- **Instructions for the task**: Find and return every line of the data that contains the word "JSON".

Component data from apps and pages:
=====
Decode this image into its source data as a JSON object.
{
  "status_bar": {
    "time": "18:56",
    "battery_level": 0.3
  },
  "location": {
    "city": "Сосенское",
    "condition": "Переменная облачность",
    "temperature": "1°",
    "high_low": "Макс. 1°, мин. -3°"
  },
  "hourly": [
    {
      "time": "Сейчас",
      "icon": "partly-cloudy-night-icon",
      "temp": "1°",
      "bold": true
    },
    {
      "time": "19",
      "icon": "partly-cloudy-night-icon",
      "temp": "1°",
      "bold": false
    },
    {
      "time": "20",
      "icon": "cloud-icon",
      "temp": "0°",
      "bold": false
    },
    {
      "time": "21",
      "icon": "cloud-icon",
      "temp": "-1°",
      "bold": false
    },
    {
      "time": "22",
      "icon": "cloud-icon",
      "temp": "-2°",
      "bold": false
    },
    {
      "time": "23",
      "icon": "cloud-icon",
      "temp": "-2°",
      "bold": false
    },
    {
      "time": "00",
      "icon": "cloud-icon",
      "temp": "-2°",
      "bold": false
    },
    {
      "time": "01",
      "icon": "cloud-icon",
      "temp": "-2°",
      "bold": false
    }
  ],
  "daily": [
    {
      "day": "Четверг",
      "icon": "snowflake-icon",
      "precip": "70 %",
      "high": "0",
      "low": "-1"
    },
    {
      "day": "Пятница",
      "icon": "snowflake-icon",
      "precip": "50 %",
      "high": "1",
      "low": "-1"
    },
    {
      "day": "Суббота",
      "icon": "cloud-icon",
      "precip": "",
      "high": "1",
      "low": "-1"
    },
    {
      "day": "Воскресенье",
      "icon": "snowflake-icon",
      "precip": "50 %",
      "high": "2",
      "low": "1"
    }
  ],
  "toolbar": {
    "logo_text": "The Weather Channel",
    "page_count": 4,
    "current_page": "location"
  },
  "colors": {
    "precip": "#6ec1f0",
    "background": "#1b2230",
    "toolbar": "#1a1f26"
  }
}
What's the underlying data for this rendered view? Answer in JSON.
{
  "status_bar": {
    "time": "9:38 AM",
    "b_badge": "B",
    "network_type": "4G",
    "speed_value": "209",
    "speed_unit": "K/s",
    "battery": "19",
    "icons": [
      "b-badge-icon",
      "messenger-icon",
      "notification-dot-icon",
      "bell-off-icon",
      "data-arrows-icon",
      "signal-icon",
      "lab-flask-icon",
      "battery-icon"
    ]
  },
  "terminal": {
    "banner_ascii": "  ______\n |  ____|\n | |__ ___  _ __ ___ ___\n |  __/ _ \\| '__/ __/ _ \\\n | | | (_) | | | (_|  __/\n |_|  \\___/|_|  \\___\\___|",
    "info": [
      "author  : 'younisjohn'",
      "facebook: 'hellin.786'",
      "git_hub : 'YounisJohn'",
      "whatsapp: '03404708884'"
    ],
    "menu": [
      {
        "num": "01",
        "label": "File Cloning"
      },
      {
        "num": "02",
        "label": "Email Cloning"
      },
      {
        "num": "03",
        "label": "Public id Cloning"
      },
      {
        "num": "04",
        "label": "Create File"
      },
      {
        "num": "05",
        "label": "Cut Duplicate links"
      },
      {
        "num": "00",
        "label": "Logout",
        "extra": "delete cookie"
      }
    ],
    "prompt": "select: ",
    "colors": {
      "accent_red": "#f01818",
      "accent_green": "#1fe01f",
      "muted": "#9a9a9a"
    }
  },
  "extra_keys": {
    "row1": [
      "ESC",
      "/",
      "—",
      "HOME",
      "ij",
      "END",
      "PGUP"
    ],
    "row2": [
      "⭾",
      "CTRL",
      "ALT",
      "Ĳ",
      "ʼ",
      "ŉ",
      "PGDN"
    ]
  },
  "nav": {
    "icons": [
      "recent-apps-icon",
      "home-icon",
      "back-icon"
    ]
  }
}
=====
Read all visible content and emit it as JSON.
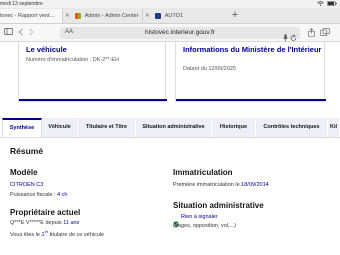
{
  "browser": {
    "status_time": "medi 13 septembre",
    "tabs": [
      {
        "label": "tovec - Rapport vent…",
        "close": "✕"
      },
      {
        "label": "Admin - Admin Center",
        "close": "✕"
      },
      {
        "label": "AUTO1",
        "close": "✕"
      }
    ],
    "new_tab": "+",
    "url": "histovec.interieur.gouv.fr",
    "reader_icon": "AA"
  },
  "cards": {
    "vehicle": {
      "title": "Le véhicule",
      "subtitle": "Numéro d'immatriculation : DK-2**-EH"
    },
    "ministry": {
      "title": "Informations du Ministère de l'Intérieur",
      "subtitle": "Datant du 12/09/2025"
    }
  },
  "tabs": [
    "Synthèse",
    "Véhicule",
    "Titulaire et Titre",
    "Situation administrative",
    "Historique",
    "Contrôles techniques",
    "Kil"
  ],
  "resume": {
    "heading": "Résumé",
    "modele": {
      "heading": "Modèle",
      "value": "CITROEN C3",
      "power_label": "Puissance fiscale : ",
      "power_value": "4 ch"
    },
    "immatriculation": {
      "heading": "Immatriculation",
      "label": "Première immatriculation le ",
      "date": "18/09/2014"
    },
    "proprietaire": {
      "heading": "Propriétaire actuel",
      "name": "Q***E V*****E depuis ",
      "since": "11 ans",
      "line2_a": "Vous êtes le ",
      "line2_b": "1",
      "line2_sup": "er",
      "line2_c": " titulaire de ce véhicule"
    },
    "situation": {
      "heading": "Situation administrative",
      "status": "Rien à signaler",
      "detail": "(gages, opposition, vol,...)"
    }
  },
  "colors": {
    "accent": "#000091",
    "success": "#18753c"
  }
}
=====
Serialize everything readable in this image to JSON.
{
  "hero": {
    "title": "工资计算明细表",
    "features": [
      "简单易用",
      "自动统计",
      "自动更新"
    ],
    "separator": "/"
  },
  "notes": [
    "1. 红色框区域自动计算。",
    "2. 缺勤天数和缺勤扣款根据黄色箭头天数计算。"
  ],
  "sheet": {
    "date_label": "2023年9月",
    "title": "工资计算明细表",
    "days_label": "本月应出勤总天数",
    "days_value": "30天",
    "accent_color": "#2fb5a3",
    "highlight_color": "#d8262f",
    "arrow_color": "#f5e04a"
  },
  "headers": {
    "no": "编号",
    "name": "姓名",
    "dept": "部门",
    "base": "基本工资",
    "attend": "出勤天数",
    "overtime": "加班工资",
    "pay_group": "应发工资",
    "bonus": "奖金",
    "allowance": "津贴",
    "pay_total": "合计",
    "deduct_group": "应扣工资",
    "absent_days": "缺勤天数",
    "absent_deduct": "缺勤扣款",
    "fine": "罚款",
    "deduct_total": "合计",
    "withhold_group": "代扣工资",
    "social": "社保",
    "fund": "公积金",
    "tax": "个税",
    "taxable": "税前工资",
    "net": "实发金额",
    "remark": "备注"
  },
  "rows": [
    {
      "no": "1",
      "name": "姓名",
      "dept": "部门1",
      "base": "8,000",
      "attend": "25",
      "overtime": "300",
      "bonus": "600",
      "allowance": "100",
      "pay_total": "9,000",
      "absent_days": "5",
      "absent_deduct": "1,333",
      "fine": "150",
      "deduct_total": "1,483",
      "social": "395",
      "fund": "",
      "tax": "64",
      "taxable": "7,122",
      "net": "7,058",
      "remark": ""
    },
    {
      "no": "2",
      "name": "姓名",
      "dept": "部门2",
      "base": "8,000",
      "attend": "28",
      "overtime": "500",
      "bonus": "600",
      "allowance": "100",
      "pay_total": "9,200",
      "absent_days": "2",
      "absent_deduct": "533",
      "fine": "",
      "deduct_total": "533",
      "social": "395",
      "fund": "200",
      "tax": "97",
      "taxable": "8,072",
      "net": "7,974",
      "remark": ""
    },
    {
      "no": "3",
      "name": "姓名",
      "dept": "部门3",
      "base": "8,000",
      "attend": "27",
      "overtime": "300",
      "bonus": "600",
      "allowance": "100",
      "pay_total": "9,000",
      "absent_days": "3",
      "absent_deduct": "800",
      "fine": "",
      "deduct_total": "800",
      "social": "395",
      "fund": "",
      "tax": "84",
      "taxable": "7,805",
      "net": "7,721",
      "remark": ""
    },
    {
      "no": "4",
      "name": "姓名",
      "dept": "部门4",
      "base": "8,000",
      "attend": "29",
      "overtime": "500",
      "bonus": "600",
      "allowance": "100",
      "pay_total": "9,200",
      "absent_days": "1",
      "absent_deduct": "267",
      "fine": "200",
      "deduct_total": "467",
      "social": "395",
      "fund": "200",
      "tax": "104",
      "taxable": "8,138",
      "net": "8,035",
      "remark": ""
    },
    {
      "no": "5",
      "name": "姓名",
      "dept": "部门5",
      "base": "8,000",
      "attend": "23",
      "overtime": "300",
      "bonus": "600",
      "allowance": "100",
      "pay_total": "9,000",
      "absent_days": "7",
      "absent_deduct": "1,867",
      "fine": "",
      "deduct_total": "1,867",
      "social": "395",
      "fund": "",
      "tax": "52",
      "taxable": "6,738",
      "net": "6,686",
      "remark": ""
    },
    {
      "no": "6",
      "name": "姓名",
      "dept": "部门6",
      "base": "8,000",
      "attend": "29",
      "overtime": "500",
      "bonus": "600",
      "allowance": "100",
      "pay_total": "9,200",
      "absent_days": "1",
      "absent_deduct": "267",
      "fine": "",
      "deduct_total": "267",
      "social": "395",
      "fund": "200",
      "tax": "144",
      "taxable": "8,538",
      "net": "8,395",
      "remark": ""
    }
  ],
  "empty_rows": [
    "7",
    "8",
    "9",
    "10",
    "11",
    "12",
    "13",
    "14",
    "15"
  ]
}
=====
- **Solution to this problem**:
Decode this image into its source data as a JSON object.
What's the underlying data for this rendered view? Answer in JSON.
Read all visible content and emit it as JSON.
Serialize everything readable in this image to JSON.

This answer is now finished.